*** Data for review Section Begins ***

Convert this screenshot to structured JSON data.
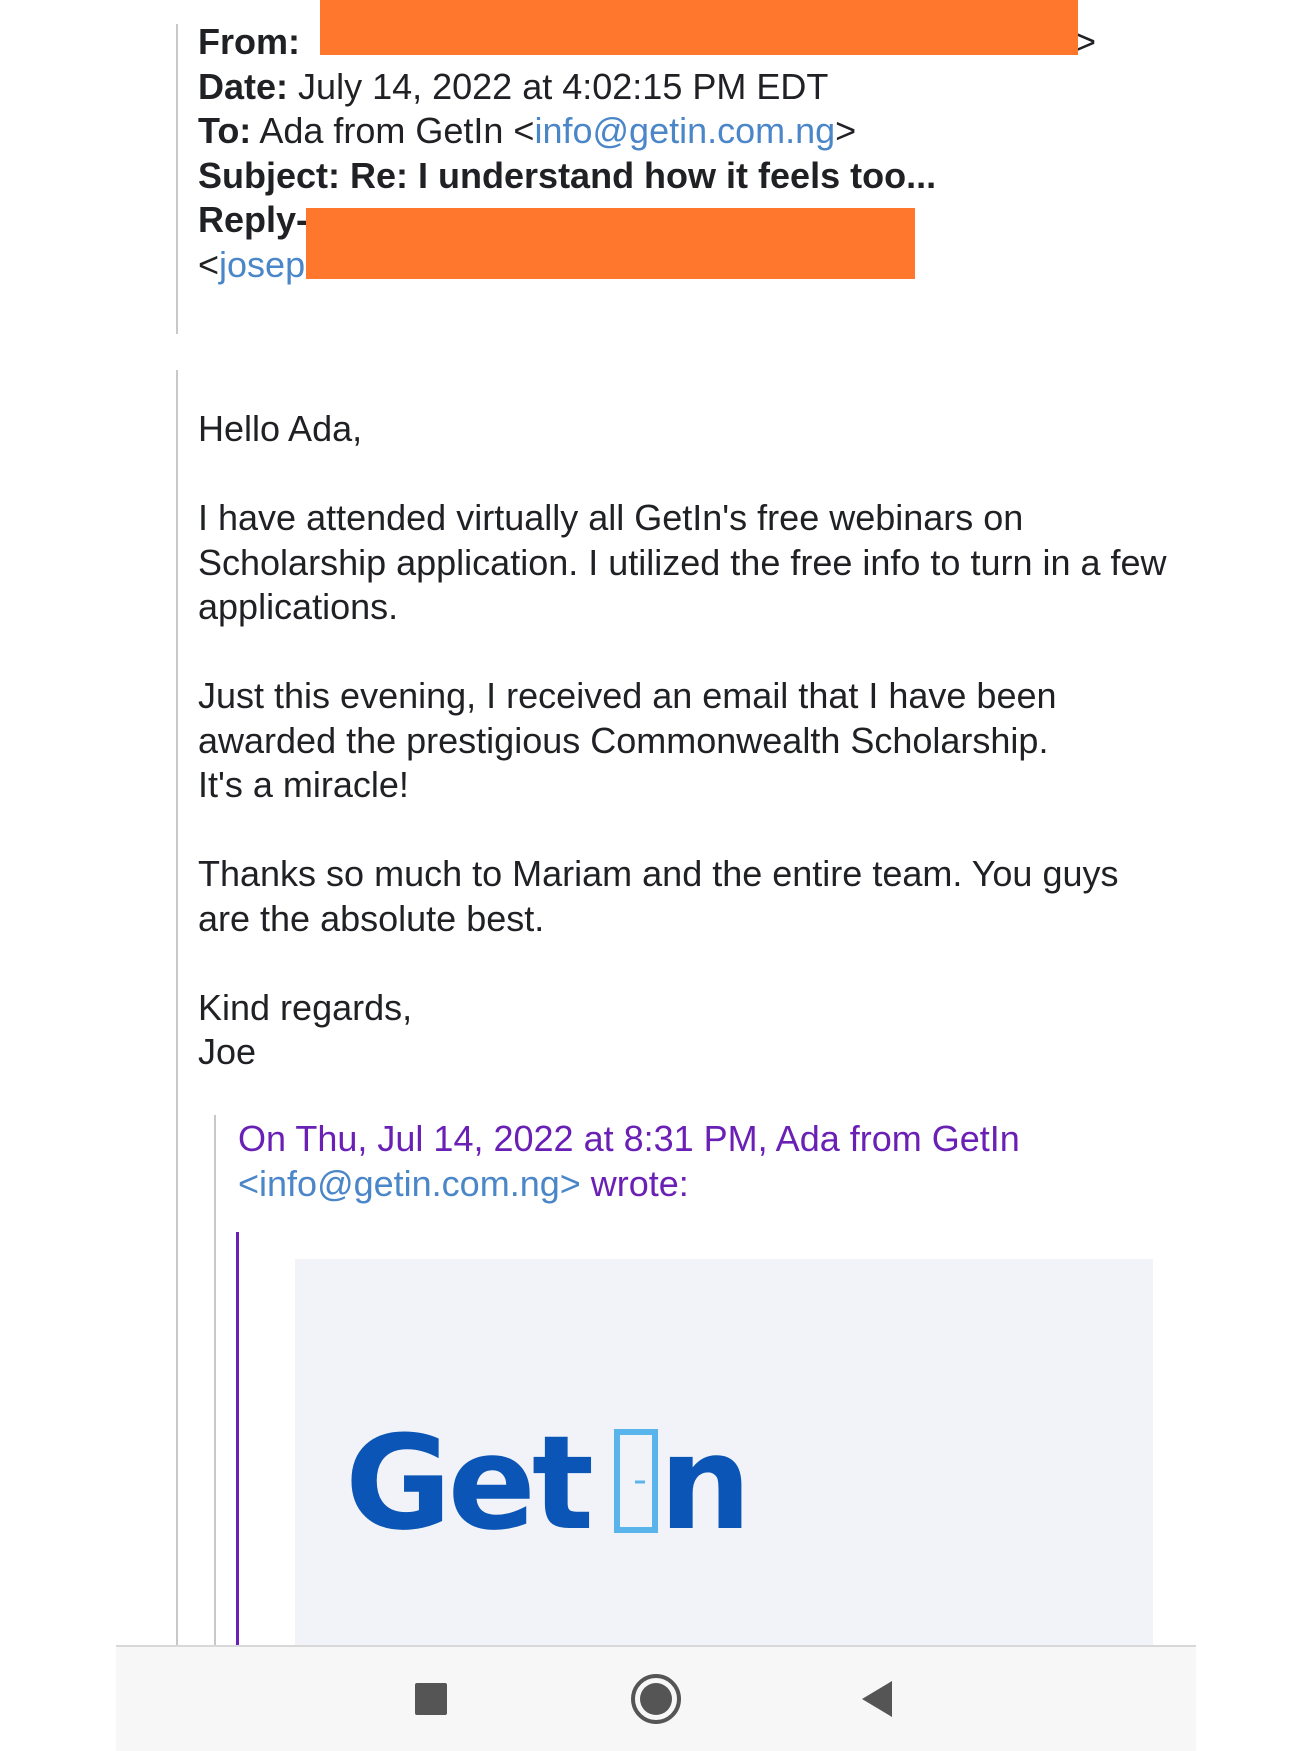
{
  "header": {
    "from_label": "From:",
    "from_tail": ">",
    "date_label": "Date:",
    "date_value": "July 14, 2022 at 4:02:15 PM EDT",
    "to_label": "To:",
    "to_name": "Ada from GetIn <",
    "to_email": "info@getin.com.ng",
    "to_close": ">",
    "subject_label": "Subject:",
    "subject_value": "Re: I understand how it feels too...",
    "replyto_label": "Reply-",
    "replyto_open": "<",
    "replyto_email_partial": "josep"
  },
  "message": {
    "greeting": "Hello Ada,",
    "para1": "I have attended virtually all GetIn's free webinars on Scholarship application. I utilized the free info to turn in a few applications.",
    "para2_line1": "Just this evening, I received an email that I have been awarded the prestigious Commonwealth Scholarship.",
    "para2_line2": "It's a miracle!",
    "para3": "Thanks so much to Mariam and the entire team. You guys are the absolute best.",
    "signoff": "Kind regards,",
    "signature": "Joe"
  },
  "quote": {
    "attribution": "On Thu, Jul 14, 2022 at 8:31 PM, Ada from GetIn",
    "email": "<info@getin.com.ng>",
    "wrote": " wrote:"
  },
  "logo": {
    "part1": "Get",
    "part2": "n"
  },
  "colors": {
    "redaction": "#ff772d",
    "link": "#4a86c8",
    "quote": "#6a1fb5",
    "logo_blue": "#0a55b5",
    "logo_door": "#5ab4ec",
    "logo_bg": "#f1f3f8"
  },
  "navbar": {
    "icons": [
      "recent-apps-icon",
      "home-icon",
      "back-icon"
    ]
  }
}
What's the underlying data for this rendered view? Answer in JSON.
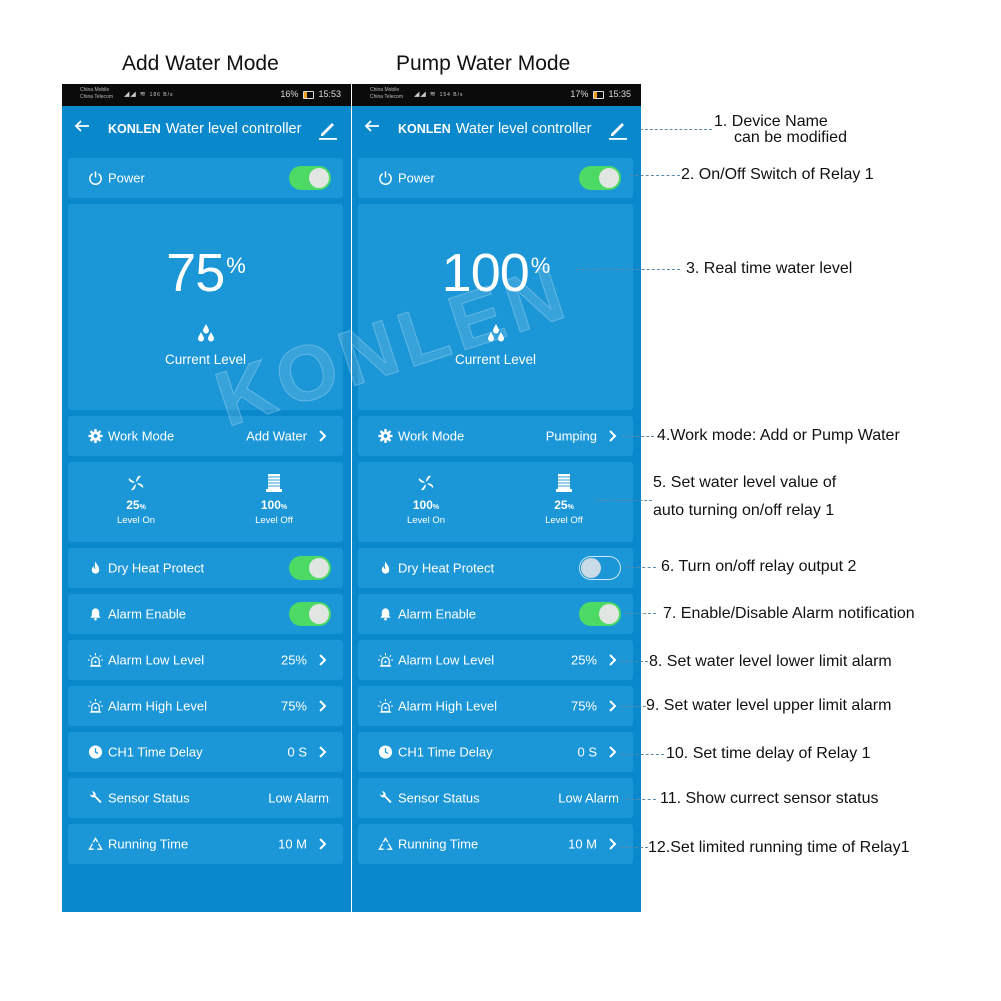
{
  "headings": {
    "left": "Add Water Mode",
    "right": "Pump Water Mode"
  },
  "phones": [
    {
      "status": {
        "carrier1": "China Mobile",
        "carrier2": "China Telecom",
        "net_speed": "186 B/s",
        "battery": "16%",
        "time": "15:53"
      },
      "app": {
        "brand": "KONLEN",
        "title": "Water level controller"
      },
      "power": {
        "label": "Power",
        "on": true
      },
      "level": {
        "value": "75",
        "unit": "%",
        "label": "Current Level"
      },
      "work_mode": {
        "label": "Work Mode",
        "value": "Add Water"
      },
      "level_on": {
        "value": "25",
        "unit": "%",
        "label": "Level On"
      },
      "level_off": {
        "value": "100",
        "unit": "%",
        "label": "Level Off"
      },
      "dry_heat": {
        "label": "Dry Heat Protect",
        "on": true
      },
      "alarm_enable": {
        "label": "Alarm Enable",
        "on": true
      },
      "alarm_low": {
        "label": "Alarm Low Level",
        "value": "25%"
      },
      "alarm_high": {
        "label": "Alarm High Level",
        "value": "75%"
      },
      "time_delay": {
        "label": "CH1 Time Delay",
        "value": "0 S"
      },
      "sensor_status": {
        "label": "Sensor Status",
        "value": "Low Alarm"
      },
      "running_time": {
        "label": "Running Time",
        "value": "10 M"
      }
    },
    {
      "status": {
        "carrier1": "China Mobile",
        "carrier2": "China Telecom",
        "net_speed": "154 B/s",
        "battery": "17%",
        "time": "15:35"
      },
      "app": {
        "brand": "KONLEN",
        "title": "Water level controller"
      },
      "power": {
        "label": "Power",
        "on": true
      },
      "level": {
        "value": "100",
        "unit": "%",
        "label": "Current Level"
      },
      "work_mode": {
        "label": "Work Mode",
        "value": "Pumping"
      },
      "level_on": {
        "value": "100",
        "unit": "%",
        "label": "Level On"
      },
      "level_off": {
        "value": "25",
        "unit": "%",
        "label": "Level Off"
      },
      "dry_heat": {
        "label": "Dry Heat Protect",
        "on": false
      },
      "alarm_enable": {
        "label": "Alarm Enable",
        "on": true
      },
      "alarm_low": {
        "label": "Alarm Low Level",
        "value": "25%"
      },
      "alarm_high": {
        "label": "Alarm High Level",
        "value": "75%"
      },
      "time_delay": {
        "label": "CH1 Time Delay",
        "value": "0 S"
      },
      "sensor_status": {
        "label": "Sensor Status",
        "value": "Low Alarm"
      },
      "running_time": {
        "label": "Running Time",
        "value": "10 M"
      }
    }
  ],
  "watermark": "KONLEN",
  "annotations": [
    {
      "line1": "1. Device Name",
      "line2": "can be modified"
    },
    {
      "line1": "2. On/Off Switch of Relay 1"
    },
    {
      "line1": "3. Real time water level"
    },
    {
      "line1": "4.Work mode: Add or Pump Water"
    },
    {
      "line1": "5. Set water level value of",
      "line2": "auto turning on/off relay 1"
    },
    {
      "line1": "6. Turn on/off relay output 2"
    },
    {
      "line1": "7. Enable/Disable Alarm notification"
    },
    {
      "line1": "8. Set water level lower limit alarm"
    },
    {
      "line1": "9. Set water level upper limit alarm"
    },
    {
      "line1": "10. Set time delay of Relay 1"
    },
    {
      "line1": "11. Show currect sensor status"
    },
    {
      "line1": "12.Set limited running time of Relay1"
    }
  ],
  "colors": {
    "phone_bg": "#0a88cc",
    "card_bg": "#1b96d6",
    "toggle_on": "#4cd964",
    "status_bar": "#0b0b0b"
  }
}
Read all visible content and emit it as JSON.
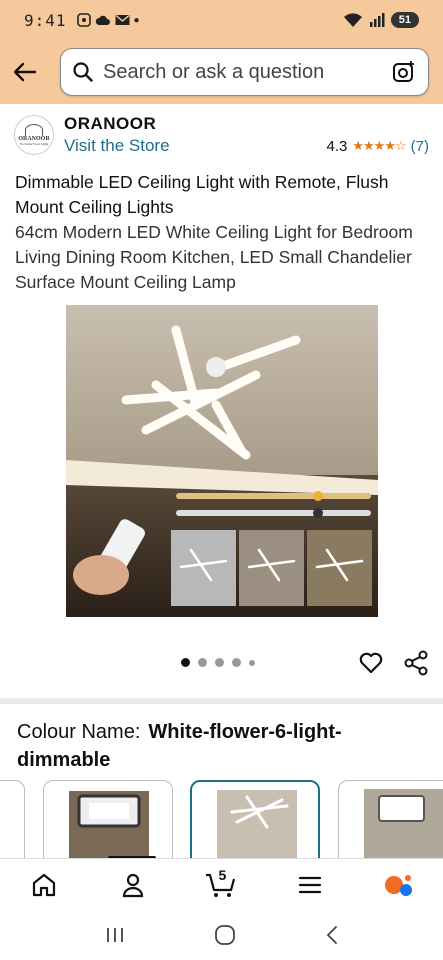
{
  "status_bar": {
    "time": "9:41",
    "battery": "51"
  },
  "search": {
    "placeholder": "Search or ask a question"
  },
  "store": {
    "logo_text": "ORANOOR",
    "logo_tagline": "Yo Same Your Light",
    "name": "ORANOOR",
    "visit_link": "Visit the Store",
    "rating": "4.3",
    "stars": "★★★★☆",
    "review_count": "(7)"
  },
  "product": {
    "title_main": "Dimmable LED Ceiling Light with Remote, Flush Mount Ceiling Lights",
    "title_detail": "64cm Modern LED White Ceiling Light for Bedroom Living Dining Room Kitchen, LED Small Chandelier Surface Mount Ceiling Lamp",
    "image_count": 5,
    "active_image_index": 0
  },
  "variant": {
    "label": "Colour Name:",
    "value": "White-flower-6-light-dimmable"
  },
  "bottom_nav": {
    "items": [
      {
        "name": "home",
        "icon": "home-icon"
      },
      {
        "name": "account",
        "icon": "person-icon"
      },
      {
        "name": "cart",
        "icon": "cart-icon"
      },
      {
        "name": "menu",
        "icon": "menu-icon"
      },
      {
        "name": "rufus",
        "icon": "chat-assistant-icon"
      }
    ],
    "cart_count": "5"
  },
  "colors": {
    "header_bg": "#f6c99c",
    "link": "#1f6f87",
    "star": "#e47911",
    "selected_border": "#1f6f87"
  }
}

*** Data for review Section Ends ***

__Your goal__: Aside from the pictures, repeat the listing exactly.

__Solution__:
Convert this screenshot to structured JSON data.
{
  "header": {
    "from_label": "From:",
    "from_tail": ">",
    "date_label": "Date:",
    "date_value": "July 14, 2022 at 4:02:15 PM EDT",
    "to_label": "To:",
    "to_name": "Ada from GetIn <",
    "to_email": "info@getin.com.ng",
    "to_close": ">",
    "subject_label": "Subject:",
    "subject_value": "Re: I understand how it feels too...",
    "replyto_label": "Reply-",
    "replyto_open": "<",
    "replyto_email_partial": "josep"
  },
  "message": {
    "greeting": "Hello Ada,",
    "para1": "I have attended virtually all GetIn's free webinars on Scholarship application. I utilized the free info to turn in a few applications.",
    "para2_line1": "Just this evening, I received an email that I have been awarded the prestigious Commonwealth Scholarship.",
    "para2_line2": "It's a miracle!",
    "para3": "Thanks so much to Mariam and the entire team. You guys are the absolute best.",
    "signoff": "Kind regards,",
    "signature": "Joe"
  },
  "quote": {
    "attribution": "On Thu, Jul 14, 2022 at 8:31 PM, Ada from GetIn",
    "email": "<info@getin.com.ng>",
    "wrote": " wrote:"
  },
  "logo": {
    "part1": "Get",
    "part2": "n"
  },
  "colors": {
    "redaction": "#ff772d",
    "link": "#4a86c8",
    "quote": "#6a1fb5",
    "logo_blue": "#0a55b5",
    "logo_door": "#5ab4ec",
    "logo_bg": "#f1f3f8"
  },
  "navbar": {
    "icons": [
      "recent-apps-icon",
      "home-icon",
      "back-icon"
    ]
  }
}
What's the underlying data for this rendered view? Answer in JSON.
{
  "headings": {
    "left": "Add Water Mode",
    "right": "Pump Water Mode"
  },
  "phones": [
    {
      "status": {
        "carrier1": "China Mobile",
        "carrier2": "China Telecom",
        "net_speed": "186 B/s",
        "battery": "16%",
        "time": "15:53"
      },
      "app": {
        "brand": "KONLEN",
        "title": "Water level controller"
      },
      "power": {
        "label": "Power",
        "on": true
      },
      "level": {
        "value": "75",
        "unit": "%",
        "label": "Current Level"
      },
      "work_mode": {
        "label": "Work Mode",
        "value": "Add Water"
      },
      "level_on": {
        "value": "25",
        "unit": "%",
        "label": "Level On"
      },
      "level_off": {
        "value": "100",
        "unit": "%",
        "label": "Level Off"
      },
      "dry_heat": {
        "label": "Dry Heat Protect",
        "on": true
      },
      "alarm_enable": {
        "label": "Alarm Enable",
        "on": true
      },
      "alarm_low": {
        "label": "Alarm Low Level",
        "value": "25%"
      },
      "alarm_high": {
        "label": "Alarm High Level",
        "value": "75%"
      },
      "time_delay": {
        "label": "CH1 Time Delay",
        "value": "0 S"
      },
      "sensor_status": {
        "label": "Sensor Status",
        "value": "Low Alarm"
      },
      "running_time": {
        "label": "Running Time",
        "value": "10 M"
      }
    },
    {
      "status": {
        "carrier1": "China Mobile",
        "carrier2": "China Telecom",
        "net_speed": "154 B/s",
        "battery": "17%",
        "time": "15:35"
      },
      "app": {
        "brand": "KONLEN",
        "title": "Water level controller"
      },
      "power": {
        "label": "Power",
        "on": true
      },
      "level": {
        "value": "100",
        "unit": "%",
        "label": "Current Level"
      },
      "work_mode": {
        "label": "Work Mode",
        "value": "Pumping"
      },
      "level_on": {
        "value": "100",
        "unit": "%",
        "label": "Level On"
      },
      "level_off": {
        "value": "25",
        "unit": "%",
        "label": "Level Off"
      },
      "dry_heat": {
        "label": "Dry Heat Protect",
        "on": false
      },
      "alarm_enable": {
        "label": "Alarm Enable",
        "on": true
      },
      "alarm_low": {
        "label": "Alarm Low Level",
        "value": "25%"
      },
      "alarm_high": {
        "label": "Alarm High Level",
        "value": "75%"
      },
      "time_delay": {
        "label": "CH1 Time Delay",
        "value": "0 S"
      },
      "sensor_status": {
        "label": "Sensor Status",
        "value": "Low Alarm"
      },
      "running_time": {
        "label": "Running Time",
        "value": "10 M"
      }
    }
  ],
  "watermark": "KONLEN",
  "annotations": [
    {
      "line1": "1. Device Name",
      "line2": "can be modified"
    },
    {
      "line1": "2. On/Off Switch of Relay 1"
    },
    {
      "line1": "3. Real time water level"
    },
    {
      "line1": "4.Work mode: Add or Pump Water"
    },
    {
      "line1": "5. Set water level value of",
      "line2": "auto turning on/off relay 1"
    },
    {
      "line1": "6. Turn on/off relay output 2"
    },
    {
      "line1": "7. Enable/Disable Alarm notification"
    },
    {
      "line1": "8. Set water level lower limit alarm"
    },
    {
      "line1": "9. Set water level upper limit alarm"
    },
    {
      "line1": "10. Set time delay of Relay 1"
    },
    {
      "line1": "11. Show currect sensor status"
    },
    {
      "line1": "12.Set limited running time of Relay1"
    }
  ],
  "colors": {
    "phone_bg": "#0a88cc",
    "card_bg": "#1b96d6",
    "toggle_on": "#4cd964",
    "status_bar": "#0b0b0b"
  }
}
Read all visible content and emit it as JSON.
{
  "status_bar": {
    "time": "9:41",
    "battery": "51"
  },
  "search": {
    "placeholder": "Search or ask a question"
  },
  "store": {
    "logo_text": "ORANOOR",
    "logo_tagline": "Yo Same Your Light",
    "name": "ORANOOR",
    "visit_link": "Visit the Store",
    "rating": "4.3",
    "stars": "★★★★☆",
    "review_count": "(7)"
  },
  "product": {
    "title_main": "Dimmable LED Ceiling Light with Remote, Flush Mount Ceiling Lights",
    "title_detail": "64cm Modern LED White Ceiling Light for Bedroom Living Dining Room Kitchen, LED Small Chandelier Surface Mount Ceiling Lamp",
    "image_count": 5,
    "active_image_index": 0
  },
  "variant": {
    "label": "Colour Name:",
    "value": "White-flower-6-light-dimmable"
  },
  "bottom_nav": {
    "items": [
      {
        "name": "home",
        "icon": "home-icon"
      },
      {
        "name": "account",
        "icon": "person-icon"
      },
      {
        "name": "cart",
        "icon": "cart-icon"
      },
      {
        "name": "menu",
        "icon": "menu-icon"
      },
      {
        "name": "rufus",
        "icon": "chat-assistant-icon"
      }
    ],
    "cart_count": "5"
  },
  "colors": {
    "header_bg": "#f6c99c",
    "link": "#1f6f87",
    "star": "#e47911",
    "selected_border": "#1f6f87"
  }
}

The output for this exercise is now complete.